* Work instructions
Every line of the listing below should be written out exactly, minus its images.

* Data records
----
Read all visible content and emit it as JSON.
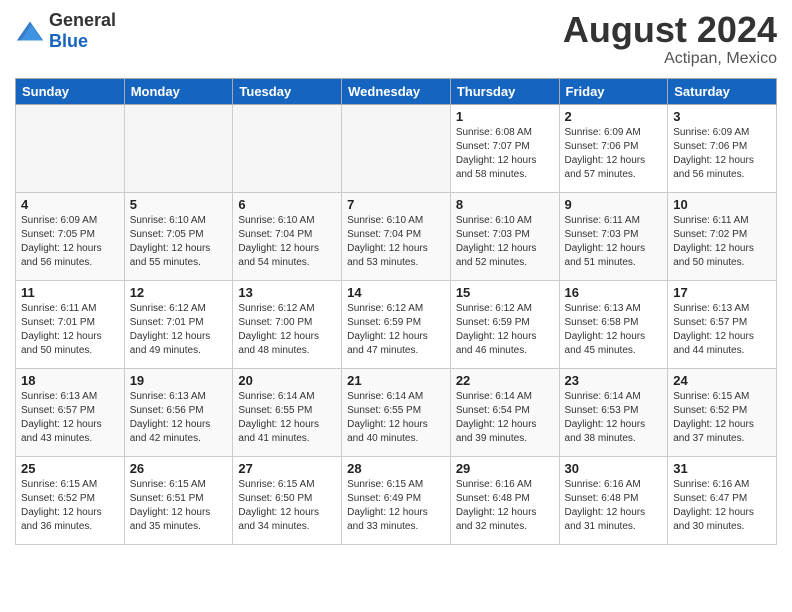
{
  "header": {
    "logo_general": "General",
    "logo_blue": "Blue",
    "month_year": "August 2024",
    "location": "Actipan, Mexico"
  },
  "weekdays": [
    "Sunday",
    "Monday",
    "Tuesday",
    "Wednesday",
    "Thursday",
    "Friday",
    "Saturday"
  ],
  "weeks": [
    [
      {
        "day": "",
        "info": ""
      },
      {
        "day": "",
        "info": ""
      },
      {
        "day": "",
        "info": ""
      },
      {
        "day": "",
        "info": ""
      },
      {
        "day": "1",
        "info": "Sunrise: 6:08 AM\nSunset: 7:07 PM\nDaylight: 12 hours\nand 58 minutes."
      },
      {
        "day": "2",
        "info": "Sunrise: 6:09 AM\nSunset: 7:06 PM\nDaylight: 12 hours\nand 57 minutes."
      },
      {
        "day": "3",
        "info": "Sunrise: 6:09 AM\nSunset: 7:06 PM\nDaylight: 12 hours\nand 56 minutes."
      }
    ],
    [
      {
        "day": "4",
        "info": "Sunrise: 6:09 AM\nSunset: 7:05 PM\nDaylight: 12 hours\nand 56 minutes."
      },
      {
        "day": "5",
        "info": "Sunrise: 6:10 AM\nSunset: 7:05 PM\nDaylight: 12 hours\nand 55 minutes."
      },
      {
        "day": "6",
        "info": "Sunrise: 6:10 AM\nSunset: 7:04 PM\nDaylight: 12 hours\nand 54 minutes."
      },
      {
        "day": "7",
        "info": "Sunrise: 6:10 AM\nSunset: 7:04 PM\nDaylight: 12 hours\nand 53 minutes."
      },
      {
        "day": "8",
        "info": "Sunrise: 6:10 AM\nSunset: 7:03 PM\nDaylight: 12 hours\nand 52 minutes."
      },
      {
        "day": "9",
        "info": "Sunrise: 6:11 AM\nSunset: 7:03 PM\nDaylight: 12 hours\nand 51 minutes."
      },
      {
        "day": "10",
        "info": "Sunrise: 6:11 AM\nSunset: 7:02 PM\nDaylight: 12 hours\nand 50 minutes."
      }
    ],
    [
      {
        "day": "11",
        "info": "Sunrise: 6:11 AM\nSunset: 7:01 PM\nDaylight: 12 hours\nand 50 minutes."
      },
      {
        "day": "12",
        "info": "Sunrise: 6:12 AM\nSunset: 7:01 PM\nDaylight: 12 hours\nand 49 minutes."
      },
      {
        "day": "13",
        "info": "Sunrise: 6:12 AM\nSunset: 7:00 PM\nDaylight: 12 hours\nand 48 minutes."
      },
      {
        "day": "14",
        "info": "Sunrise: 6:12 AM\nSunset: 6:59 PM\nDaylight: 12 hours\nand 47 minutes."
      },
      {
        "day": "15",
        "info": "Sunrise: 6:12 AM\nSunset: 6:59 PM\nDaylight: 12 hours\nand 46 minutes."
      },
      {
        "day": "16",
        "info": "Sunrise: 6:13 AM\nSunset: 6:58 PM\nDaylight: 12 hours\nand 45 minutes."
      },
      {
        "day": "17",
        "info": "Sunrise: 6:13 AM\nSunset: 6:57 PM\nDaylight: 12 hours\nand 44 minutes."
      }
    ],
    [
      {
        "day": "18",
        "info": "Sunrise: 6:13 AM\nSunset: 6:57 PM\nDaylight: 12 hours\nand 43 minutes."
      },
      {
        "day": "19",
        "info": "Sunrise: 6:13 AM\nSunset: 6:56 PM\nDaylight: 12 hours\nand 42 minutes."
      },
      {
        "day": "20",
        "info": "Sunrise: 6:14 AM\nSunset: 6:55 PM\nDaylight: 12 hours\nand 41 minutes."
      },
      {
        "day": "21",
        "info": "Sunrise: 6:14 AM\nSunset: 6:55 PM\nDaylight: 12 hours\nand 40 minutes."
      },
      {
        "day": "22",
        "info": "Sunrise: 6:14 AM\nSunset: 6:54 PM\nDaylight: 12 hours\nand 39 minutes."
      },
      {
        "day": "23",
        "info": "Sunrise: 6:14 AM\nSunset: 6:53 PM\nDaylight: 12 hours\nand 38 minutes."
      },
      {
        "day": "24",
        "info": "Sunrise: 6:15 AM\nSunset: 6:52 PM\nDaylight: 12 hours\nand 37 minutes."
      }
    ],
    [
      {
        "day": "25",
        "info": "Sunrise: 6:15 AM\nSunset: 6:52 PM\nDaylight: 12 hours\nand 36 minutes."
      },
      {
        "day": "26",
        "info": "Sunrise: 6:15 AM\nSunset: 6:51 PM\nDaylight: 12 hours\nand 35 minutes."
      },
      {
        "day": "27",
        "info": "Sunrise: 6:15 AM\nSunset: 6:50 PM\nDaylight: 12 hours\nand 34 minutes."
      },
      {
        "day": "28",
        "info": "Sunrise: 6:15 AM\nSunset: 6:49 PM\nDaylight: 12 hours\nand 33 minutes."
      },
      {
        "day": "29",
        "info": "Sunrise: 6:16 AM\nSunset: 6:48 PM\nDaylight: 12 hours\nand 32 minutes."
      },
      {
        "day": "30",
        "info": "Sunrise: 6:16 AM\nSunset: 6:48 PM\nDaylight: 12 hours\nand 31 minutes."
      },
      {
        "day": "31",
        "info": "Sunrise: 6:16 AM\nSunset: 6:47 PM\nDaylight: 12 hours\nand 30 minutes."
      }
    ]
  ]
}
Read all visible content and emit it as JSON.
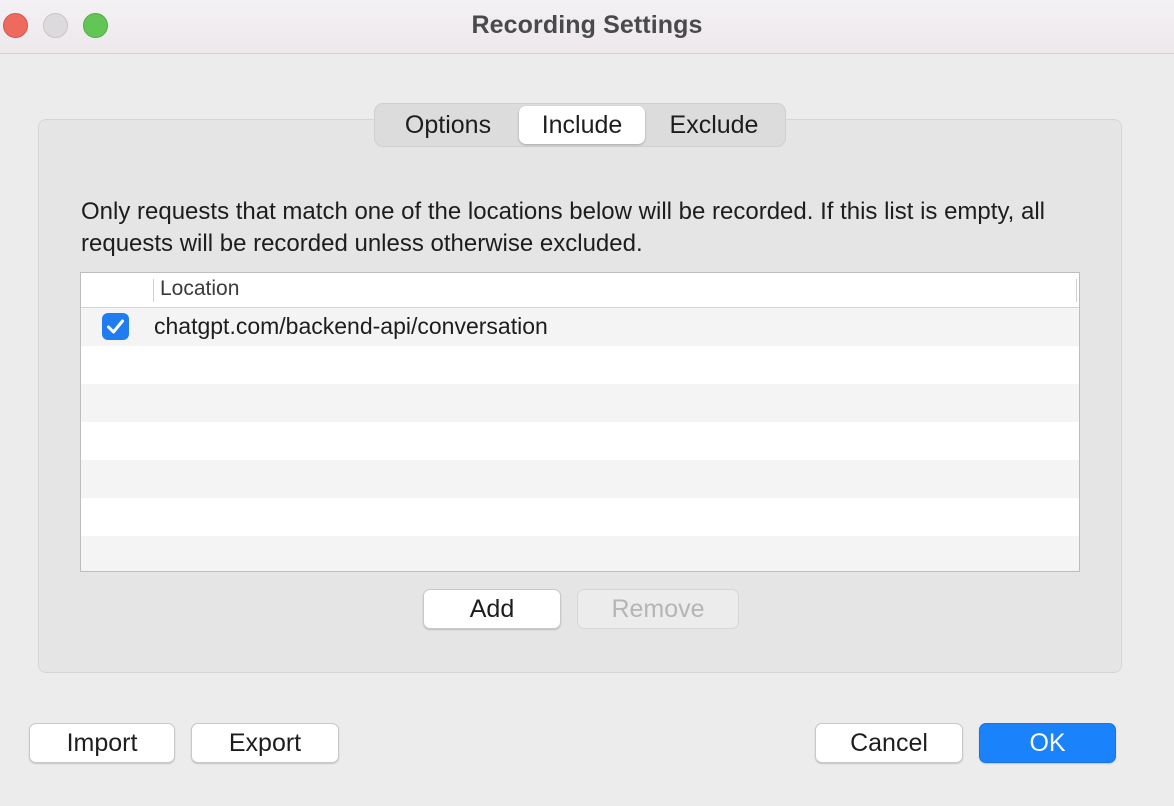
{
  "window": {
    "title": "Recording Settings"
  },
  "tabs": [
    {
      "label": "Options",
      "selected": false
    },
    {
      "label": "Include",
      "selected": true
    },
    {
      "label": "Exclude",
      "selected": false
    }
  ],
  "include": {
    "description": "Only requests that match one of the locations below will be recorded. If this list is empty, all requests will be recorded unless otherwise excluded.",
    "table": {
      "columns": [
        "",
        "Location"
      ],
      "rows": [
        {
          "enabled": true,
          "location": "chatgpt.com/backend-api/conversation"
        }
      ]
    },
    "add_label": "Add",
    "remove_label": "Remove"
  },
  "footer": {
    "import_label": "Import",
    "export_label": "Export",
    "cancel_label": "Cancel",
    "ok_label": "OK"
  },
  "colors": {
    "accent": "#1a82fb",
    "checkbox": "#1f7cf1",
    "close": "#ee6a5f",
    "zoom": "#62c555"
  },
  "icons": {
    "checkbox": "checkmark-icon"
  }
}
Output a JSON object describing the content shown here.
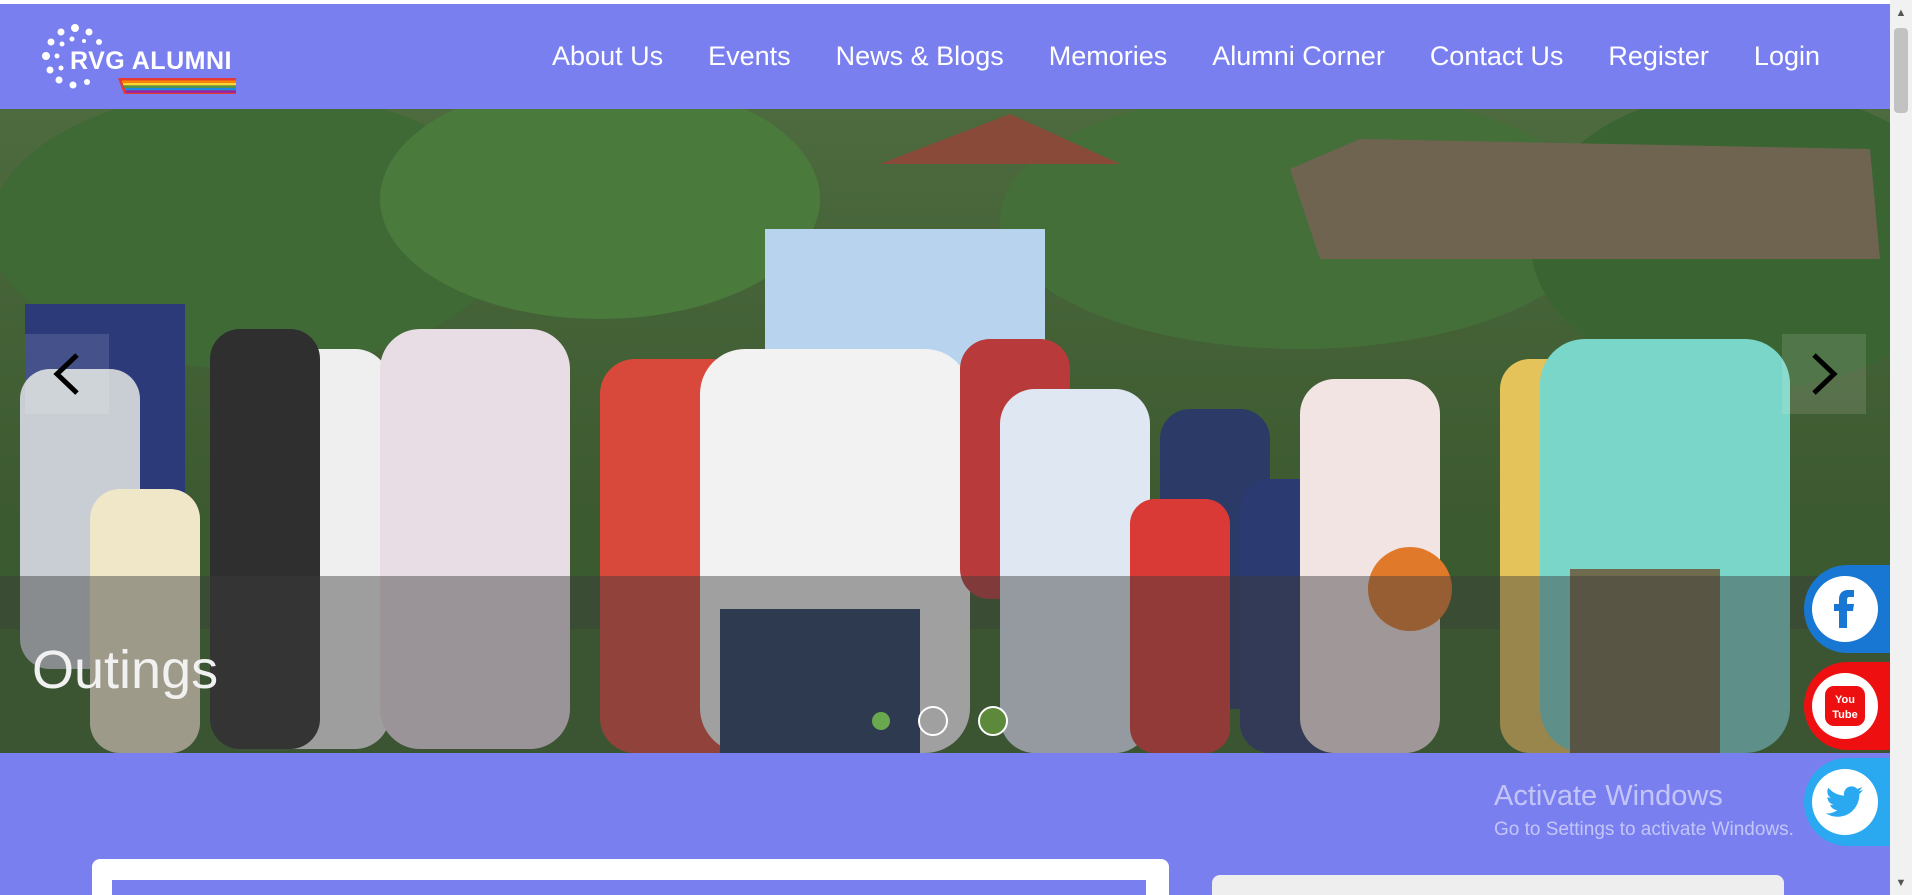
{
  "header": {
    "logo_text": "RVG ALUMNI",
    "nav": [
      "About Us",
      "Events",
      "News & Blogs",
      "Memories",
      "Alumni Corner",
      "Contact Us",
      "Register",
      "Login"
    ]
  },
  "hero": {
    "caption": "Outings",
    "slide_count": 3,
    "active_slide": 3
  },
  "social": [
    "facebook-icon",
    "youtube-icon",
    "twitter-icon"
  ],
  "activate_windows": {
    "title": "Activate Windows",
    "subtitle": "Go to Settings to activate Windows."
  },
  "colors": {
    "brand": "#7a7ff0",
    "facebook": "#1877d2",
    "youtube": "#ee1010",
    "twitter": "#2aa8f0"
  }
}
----
* Result
Read all visible content and emit it as JSON.
{
  "header": {
    "logo_general": "General",
    "logo_blue": "Blue",
    "month_year": "August 2024",
    "location": "Actipan, Mexico"
  },
  "weekdays": [
    "Sunday",
    "Monday",
    "Tuesday",
    "Wednesday",
    "Thursday",
    "Friday",
    "Saturday"
  ],
  "weeks": [
    [
      {
        "day": "",
        "info": ""
      },
      {
        "day": "",
        "info": ""
      },
      {
        "day": "",
        "info": ""
      },
      {
        "day": "",
        "info": ""
      },
      {
        "day": "1",
        "info": "Sunrise: 6:08 AM\nSunset: 7:07 PM\nDaylight: 12 hours\nand 58 minutes."
      },
      {
        "day": "2",
        "info": "Sunrise: 6:09 AM\nSunset: 7:06 PM\nDaylight: 12 hours\nand 57 minutes."
      },
      {
        "day": "3",
        "info": "Sunrise: 6:09 AM\nSunset: 7:06 PM\nDaylight: 12 hours\nand 56 minutes."
      }
    ],
    [
      {
        "day": "4",
        "info": "Sunrise: 6:09 AM\nSunset: 7:05 PM\nDaylight: 12 hours\nand 56 minutes."
      },
      {
        "day": "5",
        "info": "Sunrise: 6:10 AM\nSunset: 7:05 PM\nDaylight: 12 hours\nand 55 minutes."
      },
      {
        "day": "6",
        "info": "Sunrise: 6:10 AM\nSunset: 7:04 PM\nDaylight: 12 hours\nand 54 minutes."
      },
      {
        "day": "7",
        "info": "Sunrise: 6:10 AM\nSunset: 7:04 PM\nDaylight: 12 hours\nand 53 minutes."
      },
      {
        "day": "8",
        "info": "Sunrise: 6:10 AM\nSunset: 7:03 PM\nDaylight: 12 hours\nand 52 minutes."
      },
      {
        "day": "9",
        "info": "Sunrise: 6:11 AM\nSunset: 7:03 PM\nDaylight: 12 hours\nand 51 minutes."
      },
      {
        "day": "10",
        "info": "Sunrise: 6:11 AM\nSunset: 7:02 PM\nDaylight: 12 hours\nand 50 minutes."
      }
    ],
    [
      {
        "day": "11",
        "info": "Sunrise: 6:11 AM\nSunset: 7:01 PM\nDaylight: 12 hours\nand 50 minutes."
      },
      {
        "day": "12",
        "info": "Sunrise: 6:12 AM\nSunset: 7:01 PM\nDaylight: 12 hours\nand 49 minutes."
      },
      {
        "day": "13",
        "info": "Sunrise: 6:12 AM\nSunset: 7:00 PM\nDaylight: 12 hours\nand 48 minutes."
      },
      {
        "day": "14",
        "info": "Sunrise: 6:12 AM\nSunset: 6:59 PM\nDaylight: 12 hours\nand 47 minutes."
      },
      {
        "day": "15",
        "info": "Sunrise: 6:12 AM\nSunset: 6:59 PM\nDaylight: 12 hours\nand 46 minutes."
      },
      {
        "day": "16",
        "info": "Sunrise: 6:13 AM\nSunset: 6:58 PM\nDaylight: 12 hours\nand 45 minutes."
      },
      {
        "day": "17",
        "info": "Sunrise: 6:13 AM\nSunset: 6:57 PM\nDaylight: 12 hours\nand 44 minutes."
      }
    ],
    [
      {
        "day": "18",
        "info": "Sunrise: 6:13 AM\nSunset: 6:57 PM\nDaylight: 12 hours\nand 43 minutes."
      },
      {
        "day": "19",
        "info": "Sunrise: 6:13 AM\nSunset: 6:56 PM\nDaylight: 12 hours\nand 42 minutes."
      },
      {
        "day": "20",
        "info": "Sunrise: 6:14 AM\nSunset: 6:55 PM\nDaylight: 12 hours\nand 41 minutes."
      },
      {
        "day": "21",
        "info": "Sunrise: 6:14 AM\nSunset: 6:55 PM\nDaylight: 12 hours\nand 40 minutes."
      },
      {
        "day": "22",
        "info": "Sunrise: 6:14 AM\nSunset: 6:54 PM\nDaylight: 12 hours\nand 39 minutes."
      },
      {
        "day": "23",
        "info": "Sunrise: 6:14 AM\nSunset: 6:53 PM\nDaylight: 12 hours\nand 38 minutes."
      },
      {
        "day": "24",
        "info": "Sunrise: 6:15 AM\nSunset: 6:52 PM\nDaylight: 12 hours\nand 37 minutes."
      }
    ],
    [
      {
        "day": "25",
        "info": "Sunrise: 6:15 AM\nSunset: 6:52 PM\nDaylight: 12 hours\nand 36 minutes."
      },
      {
        "day": "26",
        "info": "Sunrise: 6:15 AM\nSunset: 6:51 PM\nDaylight: 12 hours\nand 35 minutes."
      },
      {
        "day": "27",
        "info": "Sunrise: 6:15 AM\nSunset: 6:50 PM\nDaylight: 12 hours\nand 34 minutes."
      },
      {
        "day": "28",
        "info": "Sunrise: 6:15 AM\nSunset: 6:49 PM\nDaylight: 12 hours\nand 33 minutes."
      },
      {
        "day": "29",
        "info": "Sunrise: 6:16 AM\nSunset: 6:48 PM\nDaylight: 12 hours\nand 32 minutes."
      },
      {
        "day": "30",
        "info": "Sunrise: 6:16 AM\nSunset: 6:48 PM\nDaylight: 12 hours\nand 31 minutes."
      },
      {
        "day": "31",
        "info": "Sunrise: 6:16 AM\nSunset: 6:47 PM\nDaylight: 12 hours\nand 30 minutes."
      }
    ]
  ]
}
Read all visible content and emit it as JSON.
{
  "window": {
    "title": "Recording Settings"
  },
  "tabs": [
    {
      "label": "Options",
      "selected": false
    },
    {
      "label": "Include",
      "selected": true
    },
    {
      "label": "Exclude",
      "selected": false
    }
  ],
  "include": {
    "description": "Only requests that match one of the locations below will be recorded. If this list is empty, all requests will be recorded unless otherwise excluded.",
    "table": {
      "columns": [
        "",
        "Location"
      ],
      "rows": [
        {
          "enabled": true,
          "location": "chatgpt.com/backend-api/conversation"
        }
      ]
    },
    "add_label": "Add",
    "remove_label": "Remove"
  },
  "footer": {
    "import_label": "Import",
    "export_label": "Export",
    "cancel_label": "Cancel",
    "ok_label": "OK"
  },
  "colors": {
    "accent": "#1a82fb",
    "checkbox": "#1f7cf1",
    "close": "#ee6a5f",
    "zoom": "#62c555"
  },
  "icons": {
    "checkbox": "checkmark-icon"
  }
}
Output a JSON object describing the content shown here.
{
  "header": {
    "logo_text": "RVG ALUMNI",
    "nav": [
      "About Us",
      "Events",
      "News & Blogs",
      "Memories",
      "Alumni Corner",
      "Contact Us",
      "Register",
      "Login"
    ]
  },
  "hero": {
    "caption": "Outings",
    "slide_count": 3,
    "active_slide": 3
  },
  "social": [
    "facebook-icon",
    "youtube-icon",
    "twitter-icon"
  ],
  "activate_windows": {
    "title": "Activate Windows",
    "subtitle": "Go to Settings to activate Windows."
  },
  "colors": {
    "brand": "#7a7ff0",
    "facebook": "#1877d2",
    "youtube": "#ee1010",
    "twitter": "#2aa8f0"
  }
}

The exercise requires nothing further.